NBA Offseason: How the Washington Wizards Can Return to the Playoffs

Alexander DiegelCorrespondent IIIJune 5, 2011

Washington Wizards
Washington WizardsRob Carr/Getty Images

If these playoffs have taught us anything, it is that desolate franchises can turn things around quickly. Entering the 2010-11 season, the Chicago Bulls had won only one playoff series since Michael Jordan's retirement. They then went on to have the best regular season in the NBA. Three seasons ago, the Oklahoma City Thunder were nearly extinguished. Instead, the franchise was moved from Seattle to Oklahoma.

Both the Bulls and Thunder made it to their respective conference finals, and they are poised for a long and successful future. But how did they do it?

The Washington Wizards have already made the first and most important step, drafting a budding superstar in young point guard John Wall. He represents the franchise's hope in the same way that both Derrick Rose and Kevin Durant do for their teams. Now the key is to fill the rest of the roster with talent that meshes with Wall's game. 

One way to do it is through the draft, as the Thunder have already proved. Four of their five best players are 22 or younger, and were drafted and developed by OKC. The elder statesmen at 26 is Kendrick Perkins, and he was brought in via trade. It takes a lot of talent and even more luck to get a Durant and a Russell Westbrook in successive drafts, to have a raw 19-year-old from Congo develop like Serge Ibaka, and to find a young player willing to do all the little things like James Harden. 

But Washington could also right the ship by following the Bulls' blueprint. Chicago found a great role player late in the draft in Taj Gibson. They kept some of the established talent in Joakim Noah and Luol Deng, meshing them with a crop of veteran free agents in Carlos Boozer, Ronnie Brewer, Keith Bogans, and Kyle Korver.

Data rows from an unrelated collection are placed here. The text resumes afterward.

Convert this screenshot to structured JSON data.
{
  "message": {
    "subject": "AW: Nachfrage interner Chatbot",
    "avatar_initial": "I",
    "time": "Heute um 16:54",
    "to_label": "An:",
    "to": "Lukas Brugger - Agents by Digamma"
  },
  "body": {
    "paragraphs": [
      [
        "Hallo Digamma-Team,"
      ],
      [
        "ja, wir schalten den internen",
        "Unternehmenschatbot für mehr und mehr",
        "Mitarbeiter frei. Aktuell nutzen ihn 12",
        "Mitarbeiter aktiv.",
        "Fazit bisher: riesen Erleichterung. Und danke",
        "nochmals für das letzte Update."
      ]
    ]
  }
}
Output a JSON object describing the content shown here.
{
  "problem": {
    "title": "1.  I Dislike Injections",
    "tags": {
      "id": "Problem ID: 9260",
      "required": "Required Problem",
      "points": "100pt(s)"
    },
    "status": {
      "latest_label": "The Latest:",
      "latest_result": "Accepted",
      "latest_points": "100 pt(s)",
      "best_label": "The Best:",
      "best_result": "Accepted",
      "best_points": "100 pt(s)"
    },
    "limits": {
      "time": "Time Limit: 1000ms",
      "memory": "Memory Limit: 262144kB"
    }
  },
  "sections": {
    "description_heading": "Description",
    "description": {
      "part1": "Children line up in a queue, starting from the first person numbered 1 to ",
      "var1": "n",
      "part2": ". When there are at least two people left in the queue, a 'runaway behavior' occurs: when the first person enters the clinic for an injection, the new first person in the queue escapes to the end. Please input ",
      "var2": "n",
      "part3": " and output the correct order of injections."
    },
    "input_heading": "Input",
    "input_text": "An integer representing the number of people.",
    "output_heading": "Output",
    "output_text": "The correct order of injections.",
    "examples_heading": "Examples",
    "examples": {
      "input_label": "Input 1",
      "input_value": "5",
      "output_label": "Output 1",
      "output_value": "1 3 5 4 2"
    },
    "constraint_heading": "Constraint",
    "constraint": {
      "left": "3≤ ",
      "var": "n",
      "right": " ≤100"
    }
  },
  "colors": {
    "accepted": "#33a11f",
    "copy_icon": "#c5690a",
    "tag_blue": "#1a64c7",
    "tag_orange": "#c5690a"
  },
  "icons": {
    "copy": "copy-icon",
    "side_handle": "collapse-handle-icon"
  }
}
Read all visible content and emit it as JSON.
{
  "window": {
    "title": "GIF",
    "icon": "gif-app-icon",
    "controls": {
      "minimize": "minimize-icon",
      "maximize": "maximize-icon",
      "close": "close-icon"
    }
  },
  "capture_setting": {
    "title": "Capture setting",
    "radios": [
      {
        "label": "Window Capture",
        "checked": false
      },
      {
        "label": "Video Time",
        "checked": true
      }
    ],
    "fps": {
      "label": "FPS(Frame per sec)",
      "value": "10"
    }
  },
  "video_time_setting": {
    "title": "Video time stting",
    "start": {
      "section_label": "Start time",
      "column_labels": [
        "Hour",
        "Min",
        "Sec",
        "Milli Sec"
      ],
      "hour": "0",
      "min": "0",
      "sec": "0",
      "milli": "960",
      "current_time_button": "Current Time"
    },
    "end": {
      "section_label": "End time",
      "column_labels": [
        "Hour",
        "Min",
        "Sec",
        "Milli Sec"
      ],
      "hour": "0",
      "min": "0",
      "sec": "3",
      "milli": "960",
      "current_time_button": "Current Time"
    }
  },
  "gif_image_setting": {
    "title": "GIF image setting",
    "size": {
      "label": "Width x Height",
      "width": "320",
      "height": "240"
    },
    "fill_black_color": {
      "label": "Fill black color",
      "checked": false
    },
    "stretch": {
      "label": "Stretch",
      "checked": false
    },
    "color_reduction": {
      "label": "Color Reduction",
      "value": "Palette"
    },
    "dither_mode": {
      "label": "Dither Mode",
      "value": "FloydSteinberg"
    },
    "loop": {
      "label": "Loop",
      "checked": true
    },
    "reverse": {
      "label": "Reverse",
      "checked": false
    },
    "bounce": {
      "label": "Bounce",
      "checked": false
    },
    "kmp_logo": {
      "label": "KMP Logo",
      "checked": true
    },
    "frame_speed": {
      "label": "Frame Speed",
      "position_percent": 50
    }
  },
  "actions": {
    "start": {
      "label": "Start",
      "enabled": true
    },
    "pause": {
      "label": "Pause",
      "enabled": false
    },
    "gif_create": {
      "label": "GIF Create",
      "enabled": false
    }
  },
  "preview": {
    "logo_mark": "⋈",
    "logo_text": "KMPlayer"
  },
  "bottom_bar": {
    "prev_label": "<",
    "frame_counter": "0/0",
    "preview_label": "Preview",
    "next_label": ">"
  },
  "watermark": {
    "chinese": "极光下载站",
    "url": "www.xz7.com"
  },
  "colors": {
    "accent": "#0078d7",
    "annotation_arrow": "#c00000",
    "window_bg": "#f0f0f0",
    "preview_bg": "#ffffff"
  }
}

The only player in this year's draft who could fill a need position for the Wizards and be a force is Derrick Williams. Washington may want to consider packaging their two picks—the sixth and 18th—to the Timberwolves for the second pick to select the University of Arizona small forward. If not, they should pick Kawhi Leonard out of SDSU. He's an explosive athlete, and he could be ramming down lobs from Wall for the next decade. 

The Wizards got a steal in last season's Kirk Hinrich trade, receiving Jordan Crawford in the deal. After receiving little playing time in Atlanta, Crawford immediately impressed in Washington, averaging 16 points, four assists and three rebounds.

Most importantly, he allowed the team to send Nick Young back to the bench. Young is a selfish gunner who averaged one assist per game in 30 minutes of play last season. That kind of player cannot be fun to play with, and his presence should be removed from the roster. 

The Wizards are also set at center, where Javale McGee made huge strides last season, utilizing his Team USA experience to make him a better all-around player. Crawford and McGee are only 22 and 23 years old respective, and they should be kept for the long haul. 

Andre Blatche, on the other hand, should be traded. He is a premier athlete, has the prototypical build for a power forward, and is a skilled big man. However, he is not engaged game-to-game, is a bad influence on his young teammates, and is not a winner. He can, however, actually play, so the Wizards could get great value for him. Remember, Washington got a heck of a player in Caron Butler for Kwame Brown, who by then had already established himself as a bust. 

David West would be a great fit at power forward. However, he is coming of an ACL tear and should only be acquired if he can be signed at a bargain price. Now that they have finally gotten rid of Gilbert Arenas' contract, Washington should be able to fill the roster with veteran winners to play around their young point guard. 

It won't be easy to turn the franchise around. With the right moves, and a little bit of luck, it can be done. Now is the time to do it.